But the tweet turned into a PR fiasco for Amazon. The next day, Vice published a story with the headline “Amazon Denies Workers Pee in Bottles. Here Are the Pee Bottles.” It included a photo of bottles with an Amazon worker’s urine in them.

Vice noted that this was a common topic of discussion on the r/AmazonDSPDrivers subreddit. There are “dozens of threads and hundreds of comments” with drivers lamenting their need to pee in bottles, hedges, and other things besides a toilet.

“The tweet was incorrect”

Now Amazon has changed its tune. “The tweet was incorrect,” Amazon admitted on its website. “It did not contemplate our large driver population and instead wrongly focused only on our fulfillment centers.”

Amazon says that “a typical Amazon fulfillment center has dozens of restrooms, and employees are able to step away from their work station at any time.”

However, the company acknowledged that this isn’t always true for its delivery drivers.

“We know that drivers can and do have trouble finding restrooms because of traffic or sometimes rural routes, and this has been especially the case during Covid when many public restrooms have been closed,” Amazon wrote.

“This is a long-standing, industry-wide issue and is not specific to Amazon,” the company added.

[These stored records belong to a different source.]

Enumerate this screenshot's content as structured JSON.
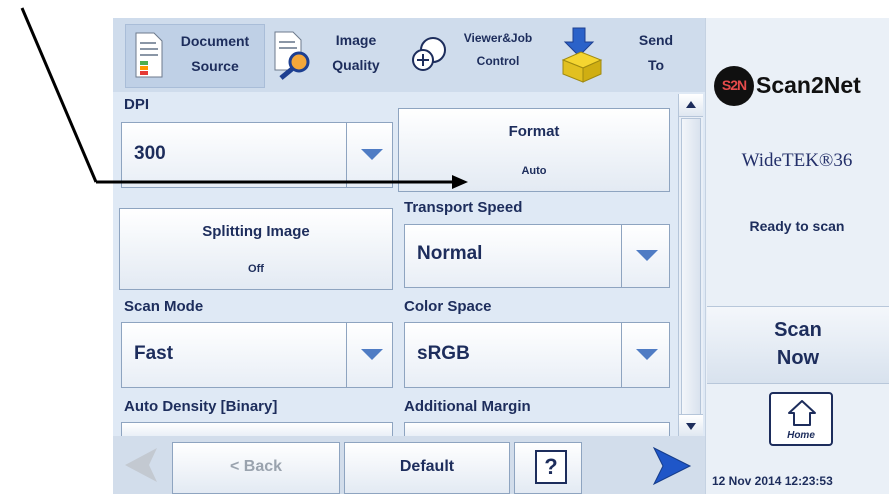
{
  "tabs": [
    {
      "line1": "Document",
      "line2": "Source",
      "icon": "document-icon"
    },
    {
      "line1": "Image",
      "line2": "Quality",
      "icon": "image-quality-icon"
    },
    {
      "line1": "Viewer&Job",
      "line2": "Control",
      "icon": "viewer-icon"
    },
    {
      "line1": "Send",
      "line2": "To",
      "icon": "send-icon"
    }
  ],
  "fields": {
    "dpi": {
      "label": "DPI",
      "value": "300"
    },
    "format": {
      "title": "Format",
      "value": "Auto"
    },
    "splitting": {
      "title": "Splitting Image",
      "value": "Off"
    },
    "transport_speed": {
      "label": "Transport Speed",
      "value": "Normal"
    },
    "scan_mode": {
      "label": "Scan Mode",
      "value": "Fast"
    },
    "color_space": {
      "label": "Color Space",
      "value": "sRGB"
    },
    "auto_density": {
      "label": "Auto Density [Binary]"
    },
    "additional_margin": {
      "label": "Additional Margin"
    }
  },
  "bottom": {
    "back_label": "< Back",
    "default_label": "Default",
    "help_label": "?"
  },
  "right_panel": {
    "brand": "Scan2Net",
    "logo_letters": "S2N",
    "model": "WideTEK®36",
    "status": "Ready to scan",
    "scan_now_line1": "Scan",
    "scan_now_line2": "Now",
    "home_label": "Home",
    "timestamp": "12 Nov 2014 12:23:53"
  },
  "colors": {
    "accent": "#4f7cc4",
    "text": "#1d2d5c",
    "panel": "#dfe9f5"
  }
}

Amazon says it wants to solve the problem: “We don’t yet know how, but will look for solutions.”

Amazon appears to be right about that. Drivers for Uber, Lyft, and food delivery services have reported trouble finding bathrooms while on the job. Drivers for UPS and FedEx have reported similar difficulties. The problem has gotten worse in the last year as the pandemic has closed a large number of stores and restaurants.

Amazon has been on the defensive in recent weeks as workers at its Bessemer fulfillment center vote on creating a union. Voting closed earlier this week, but the National Labor Relations Board has not yet announced the results. The stakes are high for Amazon, since a successful vote could give a boost to similar efforts in other segments of Amazon’s vast workforce. Amazon has more than 1.1 million workers.